Critical Appraisal on Orbital Decompression for Thyroid Eye Disease: A Systematic Review and Literature Search.

Boboridis KG, Uddin J, Mikropoulos DG, Bunce C, Mangouritsas G, Voudouragkaki IC, Konstas AG - Adv Ther (2015)

Flow diagram of the study process. Search and identification of studies for inclusion in the review
© Copyright Policy
Related In: Results  -  Collection

Show All Figures
getmorefigures.php?uid=PMC4522025&req=5

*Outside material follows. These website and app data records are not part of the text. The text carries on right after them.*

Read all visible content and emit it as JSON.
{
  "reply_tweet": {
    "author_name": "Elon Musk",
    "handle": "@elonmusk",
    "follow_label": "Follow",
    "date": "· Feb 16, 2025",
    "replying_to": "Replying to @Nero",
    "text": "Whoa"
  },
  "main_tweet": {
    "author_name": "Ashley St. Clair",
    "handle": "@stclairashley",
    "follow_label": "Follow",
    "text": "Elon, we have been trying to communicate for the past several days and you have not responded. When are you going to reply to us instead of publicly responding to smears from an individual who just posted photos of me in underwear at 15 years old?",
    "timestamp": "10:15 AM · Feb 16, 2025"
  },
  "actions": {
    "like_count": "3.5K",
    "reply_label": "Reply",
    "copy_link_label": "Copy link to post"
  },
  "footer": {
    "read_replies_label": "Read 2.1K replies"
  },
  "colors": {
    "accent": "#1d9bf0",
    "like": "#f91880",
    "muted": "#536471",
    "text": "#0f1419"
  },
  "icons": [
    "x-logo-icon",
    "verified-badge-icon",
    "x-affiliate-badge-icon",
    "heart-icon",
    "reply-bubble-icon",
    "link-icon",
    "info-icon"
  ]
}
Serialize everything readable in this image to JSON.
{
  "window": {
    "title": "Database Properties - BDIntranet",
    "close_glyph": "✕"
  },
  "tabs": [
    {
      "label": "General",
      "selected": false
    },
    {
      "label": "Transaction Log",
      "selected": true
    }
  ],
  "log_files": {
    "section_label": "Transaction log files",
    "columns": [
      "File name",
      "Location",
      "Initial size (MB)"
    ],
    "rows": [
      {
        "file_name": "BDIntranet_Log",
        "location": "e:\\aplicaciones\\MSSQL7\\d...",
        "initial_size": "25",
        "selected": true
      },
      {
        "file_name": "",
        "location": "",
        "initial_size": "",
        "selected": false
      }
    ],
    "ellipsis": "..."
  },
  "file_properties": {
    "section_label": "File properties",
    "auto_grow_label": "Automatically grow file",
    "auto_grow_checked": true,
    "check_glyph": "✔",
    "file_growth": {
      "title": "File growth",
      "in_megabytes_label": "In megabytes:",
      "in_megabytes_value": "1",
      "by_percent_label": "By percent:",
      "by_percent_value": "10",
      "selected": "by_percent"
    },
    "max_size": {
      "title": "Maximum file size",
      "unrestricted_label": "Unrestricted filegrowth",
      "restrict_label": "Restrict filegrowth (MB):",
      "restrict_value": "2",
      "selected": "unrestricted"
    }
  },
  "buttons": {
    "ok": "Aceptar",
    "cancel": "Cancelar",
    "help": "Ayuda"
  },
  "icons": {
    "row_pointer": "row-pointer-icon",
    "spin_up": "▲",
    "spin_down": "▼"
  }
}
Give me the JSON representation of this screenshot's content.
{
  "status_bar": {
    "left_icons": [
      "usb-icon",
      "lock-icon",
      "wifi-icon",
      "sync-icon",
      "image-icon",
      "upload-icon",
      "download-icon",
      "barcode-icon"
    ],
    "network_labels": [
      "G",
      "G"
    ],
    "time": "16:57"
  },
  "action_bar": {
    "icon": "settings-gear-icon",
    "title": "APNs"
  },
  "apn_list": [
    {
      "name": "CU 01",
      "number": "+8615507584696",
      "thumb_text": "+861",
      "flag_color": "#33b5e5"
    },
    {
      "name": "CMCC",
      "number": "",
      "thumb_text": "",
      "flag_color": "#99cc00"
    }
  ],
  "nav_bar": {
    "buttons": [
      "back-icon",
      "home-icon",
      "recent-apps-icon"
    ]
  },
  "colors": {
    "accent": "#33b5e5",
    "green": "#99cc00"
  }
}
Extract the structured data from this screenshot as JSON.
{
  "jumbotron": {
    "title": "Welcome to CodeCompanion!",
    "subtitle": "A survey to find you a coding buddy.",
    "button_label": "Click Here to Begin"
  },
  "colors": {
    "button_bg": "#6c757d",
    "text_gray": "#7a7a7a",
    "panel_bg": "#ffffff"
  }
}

Fig1: Flow diagram of the study process. Search and identification of studies for inclusion in the review
Mentions: The updated electronic searches revealed 1195 titles, 160 more than the published Cochrane review [22]. After removing duplicated and irrelevant results, we scanned 1058 records and discarded 914 titles because they were outside the scope of our review. From the remaining 144 references, there were no additional RCTs identified from the ones that were included in our systematic review (Fig. 1). Clinically meaningful information from the excluded 142 studies supplemented the results in a descriptive outline. Personal communication with the European Group for Graves Ophthalmopathy (EUGOGO) revealed a protocol for RCT comparing three surgical techniques of orbital decompression but this is in the early stages with no study registration yet.Fig. 1

Bottom Line: The relative efficacy and complications of these interventions in relation to the specific indications remain as yet undocumented.One study suggests that the transantral approach and endonasal technique had similar effects in reducing exophthalmos but the latter is safer.The second study provides evidence that intravenous steroids may be superior to primary surgical decompression in the management of compressive optic neuropathy requiring less secondary surgical procedures.

View Article: PubMed Central - PubMed

Affiliation: 1st University Department of Ophthalmology, Aristotle University of Thessaloniki, 1 Kyriakidi Street, 546 36, Thessaloniki, Greece.

ABSTRACT

Introduction: Orbital decompression is the indicated procedure for addressing exophthalmos and compressive optic neuropathy in thyroid eye disease. There are an abundance of techniques for removal of orbital bone, fat, or a combination published in the scientific literature. The relative efficacy and complications of these interventions in relation to the specific indications remain as yet undocumented. We performed a systematic review of the current published evidence for the effectiveness of orbital decompression, possible complications, and impact on quality of life.

Methods: We searched the current databases for medical literature and controlled trials, oculoplastic textbooks, and conference proceedings to identify relevant data up to February 2015. We included randomized controlled trials (RCTs) comparing two or more interventions for orbital decompression.

Results: We identified only two eligible RCTs for inclusion in the review. As a result of the significant variability between studies on decompression, i.e., methodology and outcome measures, we did not perform a meta-analysis. One study suggests that the transantral approach and endonasal technique had similar effects in reducing exophthalmos but the latter is safer. The second study provides evidence that intravenous steroids may be superior to primary surgical decompression in the management of compressive optic neuropathy requiring less secondary surgical procedures.

Conclusion: Most of the published literature on orbital decompression consists of retrospective, uncontrolled trials. There is evidence from those studies that removal of the medial and lateral wall (balanced) and the deep lateral wall decompression, with or without fat removal, may be the most effective surgical methods with only few complications. There is a clear unmet need for controlled trials evaluating the different techniques for orbital decompression. Ideally, future studies should address the effectiveness, possible complications, quality of life, and cost of each intervention.

No MeSH data available.


Related in: MedlinePlus